** YOUR OBJECTIVE **
Provide a verbatim copy of all the records below, leaving the images out.

(Source records)
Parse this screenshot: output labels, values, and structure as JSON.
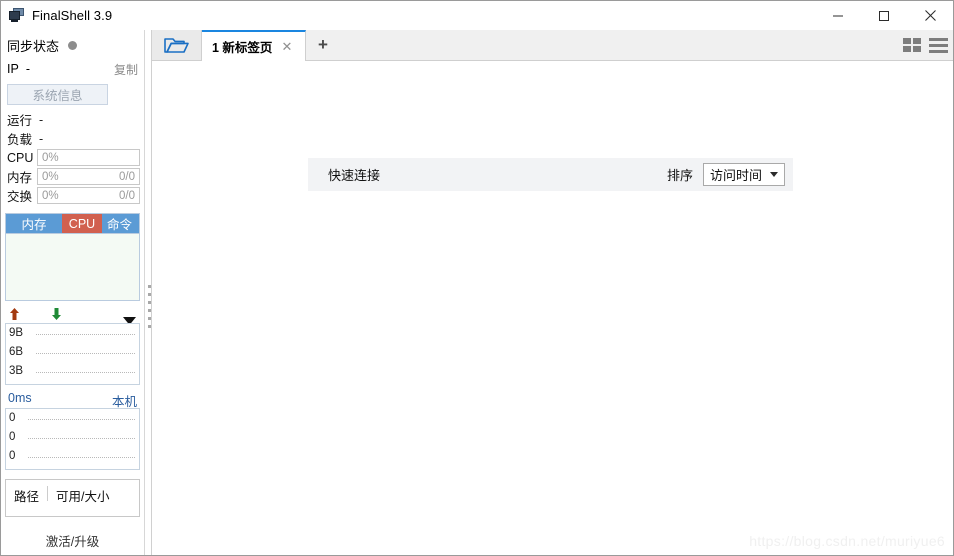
{
  "window": {
    "title": "FinalShell 3.9",
    "icon": "computer-icon",
    "controls": {
      "minimize": "minimize-icon",
      "maximize": "maximize-icon",
      "close": "close-icon"
    }
  },
  "sidebar": {
    "sync": {
      "label": "同步状态",
      "status_dot_color": "#8d8d8d"
    },
    "ip": {
      "key": "IP",
      "value": "-",
      "copy_label": "复制"
    },
    "system_info_button": "系统信息",
    "stats": [
      {
        "key": "运行",
        "value": "-",
        "type": "text"
      },
      {
        "key": "负载",
        "value": "-",
        "type": "text"
      },
      {
        "key": "CPU",
        "percent": "0%",
        "right": "",
        "type": "meter"
      },
      {
        "key": "内存",
        "percent": "0%",
        "right": "0/0",
        "type": "meter"
      },
      {
        "key": "交换",
        "percent": "0%",
        "right": "0/0",
        "type": "meter"
      }
    ],
    "mini_tabs": [
      {
        "label": "内存",
        "color": "#5b9bd5"
      },
      {
        "label": "CPU",
        "color": "#d1604f"
      },
      {
        "label": "命令",
        "color": "#5b9bd5"
      }
    ],
    "network": {
      "upload_icon": "arrow-up-icon",
      "download_icon": "arrow-down-icon",
      "menu_icon": "caret-down-icon",
      "y_labels": [
        "9B",
        "6B",
        "3B"
      ]
    },
    "ping": {
      "latency": "0ms",
      "host": "本机",
      "y_labels": [
        "0",
        "0",
        "0"
      ]
    },
    "disk": {
      "col_path": "路径",
      "col_size": "可用/大小"
    },
    "activate_link": "激活/升级"
  },
  "tabbar": {
    "folder_icon": "folder-open-icon",
    "tabs": [
      {
        "label": "1 新标签页",
        "close_icon": "close-icon",
        "active": true
      }
    ],
    "add_tab": "+",
    "view_grid_icon": "grid-view-icon",
    "view_list_icon": "list-view-icon"
  },
  "main": {
    "quick_connect": {
      "title": "快速连接",
      "sort_label": "排序",
      "sort_value": "访问时间",
      "caret_icon": "caret-down-icon"
    },
    "watermark": "https://blog.csdn.net/muriyue6"
  }
}
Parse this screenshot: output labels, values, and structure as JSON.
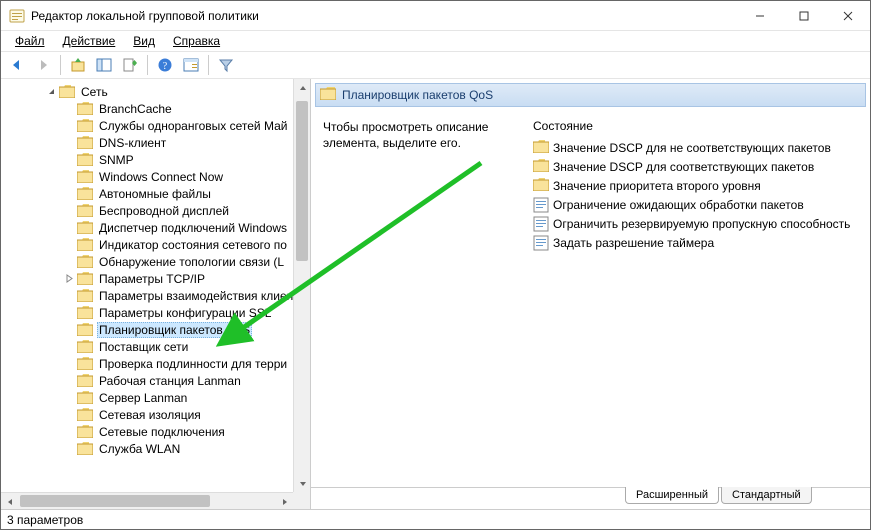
{
  "titlebar": {
    "title": "Редактор локальной групповой политики"
  },
  "menu": {
    "file": "Файл",
    "action": "Действие",
    "view": "Вид",
    "help": "Справка"
  },
  "tree": {
    "root": {
      "label": "Сеть"
    },
    "items": [
      "BranchCache",
      "Службы одноранговых сетей Май",
      "DNS-клиент",
      "SNMP",
      "Windows Connect Now",
      "Автономные файлы",
      "Беспроводной дисплей",
      "Диспетчер подключений Windows",
      "Индикатор состояния сетевого по",
      "Обнаружение топологии связи (L",
      "Параметры TCP/IP",
      "Параметры взаимодействия клиен",
      "Параметры конфигурации SSL",
      "Планировщик пакетов QoS",
      "Поставщик сети",
      "Проверка подлинности для терри",
      "Рабочая станция Lanman",
      "Сервер Lanman",
      "Сетевая изоляция",
      "Сетевые подключения",
      "Служба WLAN"
    ],
    "selected_index": 13,
    "expandable_indices": [
      10
    ]
  },
  "header": {
    "title": "Планировщик пакетов QoS"
  },
  "description": "Чтобы просмотреть описание элемента, выделите его.",
  "state": {
    "heading": "Состояние",
    "items": [
      {
        "type": "folder",
        "label": "Значение DSCP для не соответствующих пакетов"
      },
      {
        "type": "folder",
        "label": "Значение DSCP для соответствующих пакетов"
      },
      {
        "type": "folder",
        "label": "Значение приоритета второго уровня"
      },
      {
        "type": "setting",
        "label": "Ограничение ожидающих обработки пакетов"
      },
      {
        "type": "setting",
        "label": "Ограничить резервируемую пропускную способность"
      },
      {
        "type": "setting",
        "label": "Задать разрешение таймера"
      }
    ]
  },
  "tabs": {
    "extended": "Расширенный",
    "standard": "Стандартный",
    "active": "extended"
  },
  "statusbar": {
    "text": "3 параметров"
  }
}
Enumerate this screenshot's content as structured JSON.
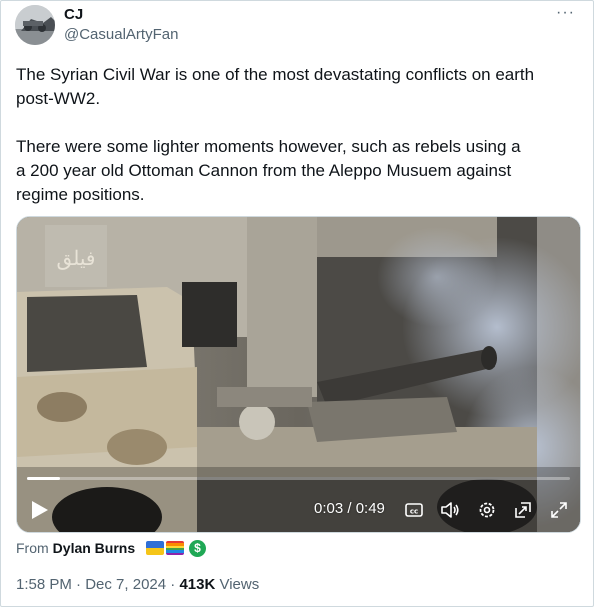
{
  "author": {
    "name": "CJ",
    "handle": "@CasualArtyFan",
    "avatar_icon": "avatar-photo-icon"
  },
  "more_icon": "more-dots-icon",
  "more_label": "···",
  "text": {
    "paragraph1": "The Syrian Civil War is one of the most devastating conflicts on earth\npost-WW2.",
    "paragraph2": "There were some lighter moments however, such as rebels using a\na 200 year old Ottoman Cannon from the Aleppo Musuem against\nregime positions."
  },
  "video": {
    "elapsed": "0:03",
    "separator": " / ",
    "duration": "0:49",
    "time_display": "0:03 / 0:49",
    "progress_fraction": 0.061,
    "controls": [
      "play-icon",
      "captions-icon",
      "volume-icon",
      "settings-icon",
      "picture-in-picture-icon",
      "fullscreen-icon"
    ]
  },
  "attribution": {
    "prefix": "From",
    "source_name": "Dylan Burns",
    "badges": [
      "ukraine-flag-icon",
      "rainbow-flag-icon",
      "dollar-coin-icon"
    ],
    "coin_glyph": "$"
  },
  "meta": {
    "time": "1:58 PM",
    "dot": " · ",
    "date": "Dec 7, 2024",
    "dot2": " · ",
    "views_count": "413K",
    "views_label": " Views"
  },
  "colors": {
    "text_primary": "#0f1419",
    "text_secondary": "#536471",
    "border": "#cfd9de"
  }
}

** WRITTEN RESPONSE **
Parse this screenshot: output labels, values, and structure as JSON.
{
  "window": {
    "title": "FinalShell 3.9",
    "icon": "computer-icon",
    "controls": {
      "minimize": "minimize-icon",
      "maximize": "maximize-icon",
      "close": "close-icon"
    }
  },
  "sidebar": {
    "sync": {
      "label": "同步状态",
      "status_dot_color": "#8d8d8d"
    },
    "ip": {
      "key": "IP",
      "value": "-",
      "copy_label": "复制"
    },
    "system_info_button": "系统信息",
    "stats": [
      {
        "key": "运行",
        "value": "-",
        "type": "text"
      },
      {
        "key": "负载",
        "value": "-",
        "type": "text"
      },
      {
        "key": "CPU",
        "percent": "0%",
        "right": "",
        "type": "meter"
      },
      {
        "key": "内存",
        "percent": "0%",
        "right": "0/0",
        "type": "meter"
      },
      {
        "key": "交换",
        "percent": "0%",
        "right": "0/0",
        "type": "meter"
      }
    ],
    "mini_tabs": [
      {
        "label": "内存",
        "color": "#5b9bd5"
      },
      {
        "label": "CPU",
        "color": "#d1604f"
      },
      {
        "label": "命令",
        "color": "#5b9bd5"
      }
    ],
    "network": {
      "upload_icon": "arrow-up-icon",
      "download_icon": "arrow-down-icon",
      "menu_icon": "caret-down-icon",
      "y_labels": [
        "9B",
        "6B",
        "3B"
      ]
    },
    "ping": {
      "latency": "0ms",
      "host": "本机",
      "y_labels": [
        "0",
        "0",
        "0"
      ]
    },
    "disk": {
      "col_path": "路径",
      "col_size": "可用/大小"
    },
    "activate_link": "激活/升级"
  },
  "tabbar": {
    "folder_icon": "folder-open-icon",
    "tabs": [
      {
        "label": "1 新标签页",
        "close_icon": "close-icon",
        "active": true
      }
    ],
    "add_tab": "+",
    "view_grid_icon": "grid-view-icon",
    "view_list_icon": "list-view-icon"
  },
  "main": {
    "quick_connect": {
      "title": "快速连接",
      "sort_label": "排序",
      "sort_value": "访问时间",
      "caret_icon": "caret-down-icon"
    },
    "watermark": "https://blog.csdn.net/muriyue6"
  }
}
Parse this screenshot: output labels, values, and structure as JSON.
{
  "titlebar": {
    "title": "Редактор локальной групповой политики"
  },
  "menu": {
    "file": "Файл",
    "action": "Действие",
    "view": "Вид",
    "help": "Справка"
  },
  "tree": {
    "root": {
      "label": "Сеть"
    },
    "items": [
      "BranchCache",
      "Службы одноранговых сетей Май",
      "DNS-клиент",
      "SNMP",
      "Windows Connect Now",
      "Автономные файлы",
      "Беспроводной дисплей",
      "Диспетчер подключений Windows",
      "Индикатор состояния сетевого по",
      "Обнаружение топологии связи (L",
      "Параметры TCP/IP",
      "Параметры взаимодействия клиен",
      "Параметры конфигурации SSL",
      "Планировщик пакетов QoS",
      "Поставщик сети",
      "Проверка подлинности для терри",
      "Рабочая станция Lanman",
      "Сервер Lanman",
      "Сетевая изоляция",
      "Сетевые подключения",
      "Служба WLAN"
    ],
    "selected_index": 13,
    "expandable_indices": [
      10
    ]
  },
  "header": {
    "title": "Планировщик пакетов QoS"
  },
  "description": "Чтобы просмотреть описание элемента, выделите его.",
  "state": {
    "heading": "Состояние",
    "items": [
      {
        "type": "folder",
        "label": "Значение DSCP для не соответствующих пакетов"
      },
      {
        "type": "folder",
        "label": "Значение DSCP для соответствующих пакетов"
      },
      {
        "type": "folder",
        "label": "Значение приоритета второго уровня"
      },
      {
        "type": "setting",
        "label": "Ограничение ожидающих обработки пакетов"
      },
      {
        "type": "setting",
        "label": "Ограничить резервируемую пропускную способность"
      },
      {
        "type": "setting",
        "label": "Задать разрешение таймера"
      }
    ]
  },
  "tabs": {
    "extended": "Расширенный",
    "standard": "Стандартный",
    "active": "extended"
  },
  "statusbar": {
    "text": "3 параметров"
  }
}
Enumerate this screenshot's content as structured JSON.
{
  "author": {
    "name": "CJ",
    "handle": "@CasualArtyFan",
    "avatar_icon": "avatar-photo-icon"
  },
  "more_icon": "more-dots-icon",
  "more_label": "···",
  "text": {
    "paragraph1": "The Syrian Civil War is one of the most devastating conflicts on earth\npost-WW2.",
    "paragraph2": "There were some lighter moments however, such as rebels using a\na 200 year old Ottoman Cannon from the Aleppo Musuem against\nregime positions."
  },
  "video": {
    "elapsed": "0:03",
    "separator": " / ",
    "duration": "0:49",
    "time_display": "0:03 / 0:49",
    "progress_fraction": 0.061,
    "controls": [
      "play-icon",
      "captions-icon",
      "volume-icon",
      "settings-icon",
      "picture-in-picture-icon",
      "fullscreen-icon"
    ]
  },
  "attribution": {
    "prefix": "From",
    "source_name": "Dylan Burns",
    "badges": [
      "ukraine-flag-icon",
      "rainbow-flag-icon",
      "dollar-coin-icon"
    ],
    "coin_glyph": "$"
  },
  "meta": {
    "time": "1:58 PM",
    "dot": " · ",
    "date": "Dec 7, 2024",
    "dot2": " · ",
    "views_count": "413K",
    "views_label": " Views"
  },
  "colors": {
    "text_primary": "#0f1419",
    "text_secondary": "#536471",
    "border": "#cfd9de"
  }
}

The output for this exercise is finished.